The SEC brought an enforcement action against Bennett Group Financial Services, LLC (Bennett Group), a firm based in Maryland, and Dawn J. Bennett, the firm’s CEO, for grossly inflating the amount of managed assets and exaggerating the investment returns actually obtained for clients. Bennett Group employees were registered representatives associated with Western International Securities, Inc., a broker-dealer registered with the SEC.
The SEC alleged that Bennett frequently touted to clients and more broadly on her paid radio program that highly profitable investment returns generated by Bennett Group placed it in the top one percent of firms worldwide without disclosing that the returns were calculated for a model portfolio and not based on actual investor performance. The SEC stated that Bennett and Bennett Group failed to adopt and to implement adequate written policies and procedures related to the calculation and advertisement of assets managed and of investment returns.
The SEC further found that Bennett and her firm claimed to be managing more than $2 billion in assets when the real number was no more than one-fifth of that amount. According to the SEC, Bennett and Bennett Group never provided any form of management for assets in excess of approximately $407 million.
From 2009 through 2011, the SEC stated that Bennett and Bennett Group made three submissions to Barron’s magazine for its rankings of independent financial advisors. In these submissions to Barron’s, Bennett and Bennett Group falsely claimed that they managed assets of between $1.1 billion and $1.8 billion. Barron’s used these submissions when compiling and publishing various rankings of financial advisors. As a result of the submissions, Barron’s:
- ranked Bennett fifth in the category of “Top 100 Women Financial Advisors” in its June 9, 2009, issue (based on purported managed assets of $1.1 billion);
- ranked Bennett twenty-sixth in the category entitled “Top 100 Independent Financial Advisors” in its August 9, 2009, issue (based on purported managed assets of $1.3 billion); and
- ranked Bennett second in its listing of the “2011 Top Advisors” in Washington, D.C. (based on purported managed assets of $1.8 billion).
According to the SEC, Bennett and her firm made additional false statements to Barron’s, which, in turn, were published by the magazine.
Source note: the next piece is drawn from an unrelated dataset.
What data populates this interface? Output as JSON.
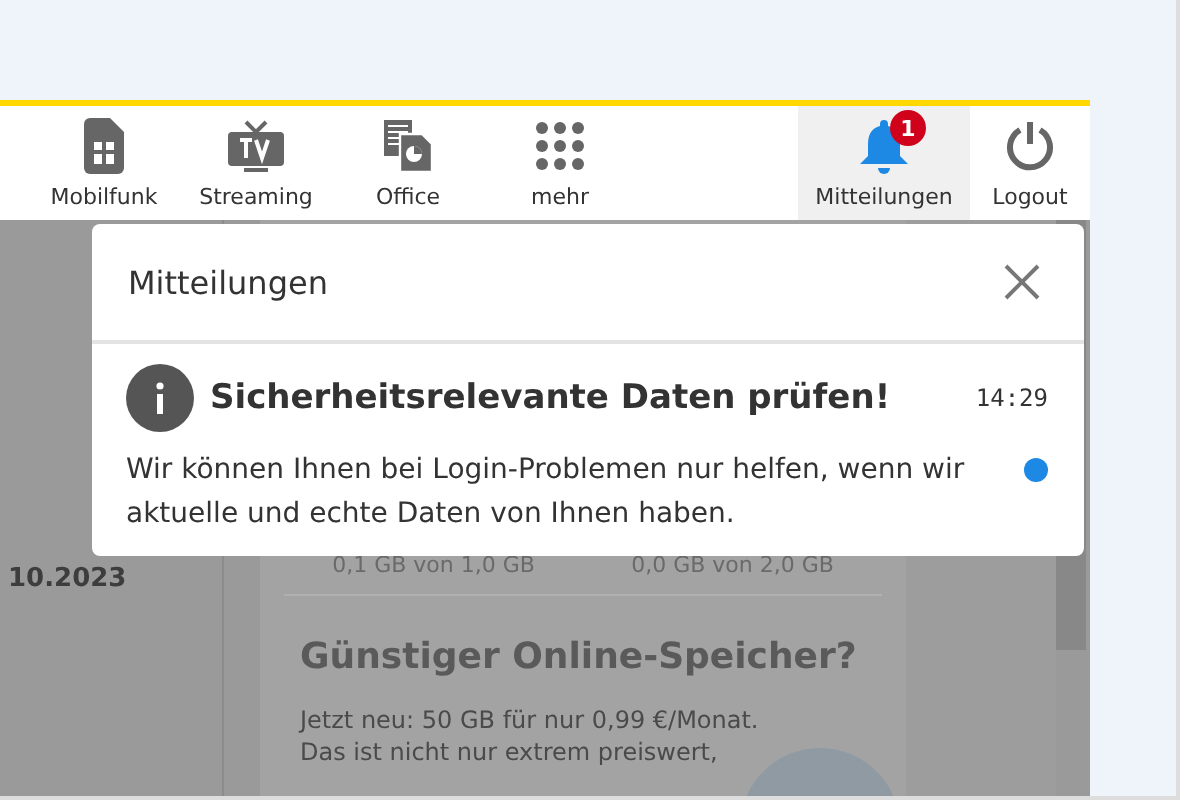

In 2011, Bennett and her firm claimed that the typical size of a Bennett Group account was $3 million. In reality, at the time, only 1% of Bennett Group customers and clients had account values of $3 million or more. Bennett and her firm also falsely claimed in 2011 that the firm’s minimum account size was $2 million. In fact, at the time, 98% of customer and client accounts were under that threshold.
After publication in Barron’s, the SEC stated that Bennett and Bennett Group promoted their Barron’s rankings and repeated the misrepresentations contained in the Barron’s publications through e-mail, the firm’s Web site, social media, article reprints, and other means to existing and prospective customers and clients.
In once case, the SEC found that Bennett directed firm employees to send marketing e-mails to current and prospective customers and clients touting her ranking as “#4 on Barron’s list of ‘Top 100 Women Financial Advisors’” and claiming that she and the firm had “assets under management of $1.5 billion.”
In another case, the Bennett Group on or about June 26, 2010, ordered 1,125 copies of the Barron’s issue ranking Bennett as fifth in its “Top 100 Women Financial Advisors.” Bennett Group then sent at least 125 copies of the Barron’s article to existing and prospective customers and clients.
Bennett and her firm asserted that the claims of approximately $2 billion of assets managed were defensible because she provided uncompensated short-term cash management advice to three corporate clients, “Company A,” “Company B,” and “Company C.” The SEC, however, found Bennett’s and Bennett Group’s claims regarding short-term cash management advice for Company A, Company B, and Company C were entirely fictitious. Individuals at Companies A, B, and C (including, in certain instances, ones identified by Bennett) either did not know her or her firm, did not communicate with them regarding short-term cash management, were not at the respective company at the time, or were incapacitated or dead. Further, as to certain documents that Bennett claimed supported her assets under management, when asked to produce for inspection the originals thereof, Bennett and Bennett Group were unable to do so, claiming that they were “lost” in an office move after the inception of the staff’s investigation.
As a result of the conduct, the SEC found that Bennett and Bennett Group:
- willfully violated Sections 206(1) and 206(2) of the Advisers Act, which prohibit fraudulent conduct by an investment adviser;
- willfully aided and abetted and caused the violations of, Section 206(4) of the Advisers Act and Rule 206(4)–1(a)(5) thereunder, which make it unlawful for an investment adviser to, directly or indirectly, publish, circulate, or distribute any advertisement, which contains any untrue statement of a material fact or which is otherwise false or misleading; and
- willfully aided and abetted and caused the violations of, Section 206(4) of the Advisers Act and Rule 206(4)–7 thereunder, which require an investment adviser to adopt and implement written policies and procedures reasonably designed to prevent violations of the Advisers Act and the rules promulgated thereunder.
Click https://www.sec.gov/litigation/admin/2015/33-9910.pdf to access the enforcement action.